[Data items]
··········

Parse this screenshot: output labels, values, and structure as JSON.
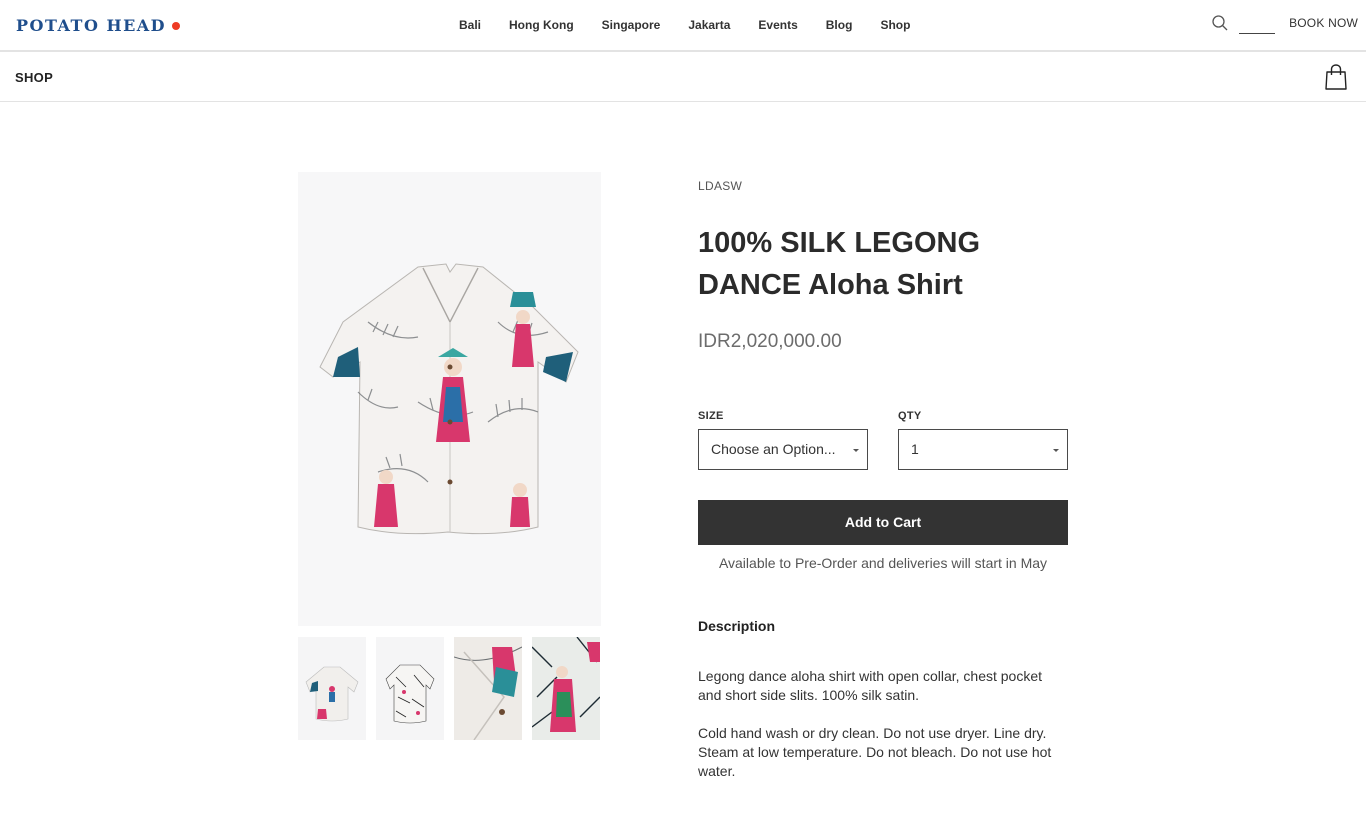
{
  "brand": {
    "name": "POTATO HEAD",
    "dot_color": "#ee3b24",
    "color": "#1f4e8c"
  },
  "nav": {
    "items": [
      "Bali",
      "Hong Kong",
      "Singapore",
      "Jakarta",
      "Events",
      "Blog",
      "Shop"
    ],
    "search_icon": "search-icon",
    "book_now": "BOOK NOW"
  },
  "shopbar": {
    "title": "SHOP",
    "bag_icon": "shopping-bag-icon"
  },
  "product": {
    "vendor": "LDASW",
    "title": "100% SILK LEGONG DANCE Aloha Shirt",
    "price": "IDR2,020,000.00",
    "size_label": "SIZE",
    "size_value": "Choose an Option...",
    "qty_label": "QTY",
    "qty_value": "1",
    "add_to_cart": "Add to Cart",
    "availability": "Available to Pre-Order and deliveries will start in May",
    "description_heading": "Description",
    "description_1": "Legong dance aloha shirt with open collar, chest pocket and short side slits. 100% silk satin.",
    "description_2": "Cold hand wash or dry clean. Do not use dryer. Line dry. Steam at low temperature. Do not bleach. Do not use hot water."
  },
  "colors": {
    "button_bg": "#333333",
    "price": "#6c6c6c"
  }
}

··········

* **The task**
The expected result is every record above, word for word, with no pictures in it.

* **Solution to this problem**
Parse this screenshot: output labels, values, and structure as JSON.
{
  "brand": {
    "name": "POTATO HEAD",
    "dot_color": "#ee3b24",
    "color": "#1f4e8c"
  },
  "nav": {
    "items": [
      "Bali",
      "Hong Kong",
      "Singapore",
      "Jakarta",
      "Events",
      "Blog",
      "Shop"
    ],
    "search_icon": "search-icon",
    "book_now": "BOOK NOW"
  },
  "shopbar": {
    "title": "SHOP",
    "bag_icon": "shopping-bag-icon"
  },
  "product": {
    "vendor": "LDASW",
    "title": "100% SILK LEGONG DANCE Aloha Shirt",
    "price": "IDR2,020,000.00",
    "size_label": "SIZE",
    "size_value": "Choose an Option...",
    "qty_label": "QTY",
    "qty_value": "1",
    "add_to_cart": "Add to Cart",
    "availability": "Available to Pre-Order and deliveries will start in May",
    "description_heading": "Description",
    "description_1": "Legong dance aloha shirt with open collar, chest pocket and short side slits. 100% silk satin.",
    "description_2": "Cold hand wash or dry clean. Do not use dryer. Line dry. Steam at low temperature. Do not bleach. Do not use hot water."
  },
  "colors": {
    "button_bg": "#333333",
    "price": "#6c6c6c"
  }
}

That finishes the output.